>>>

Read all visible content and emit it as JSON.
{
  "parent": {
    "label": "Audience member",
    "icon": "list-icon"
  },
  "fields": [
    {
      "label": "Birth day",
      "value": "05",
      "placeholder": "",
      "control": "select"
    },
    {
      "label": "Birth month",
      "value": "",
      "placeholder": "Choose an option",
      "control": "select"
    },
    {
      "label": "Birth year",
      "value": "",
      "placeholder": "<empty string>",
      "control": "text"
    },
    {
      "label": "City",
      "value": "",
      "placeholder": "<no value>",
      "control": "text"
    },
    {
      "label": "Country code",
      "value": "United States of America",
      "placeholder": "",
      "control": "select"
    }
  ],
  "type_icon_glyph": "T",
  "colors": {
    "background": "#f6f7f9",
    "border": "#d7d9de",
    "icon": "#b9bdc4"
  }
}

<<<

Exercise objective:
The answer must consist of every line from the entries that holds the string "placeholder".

Result:
      "placeholder": "",
      "placeholder": "Choose an option",
      "placeholder": "<empty string>",
      "placeholder": "<no value>",
      "placeholder": "",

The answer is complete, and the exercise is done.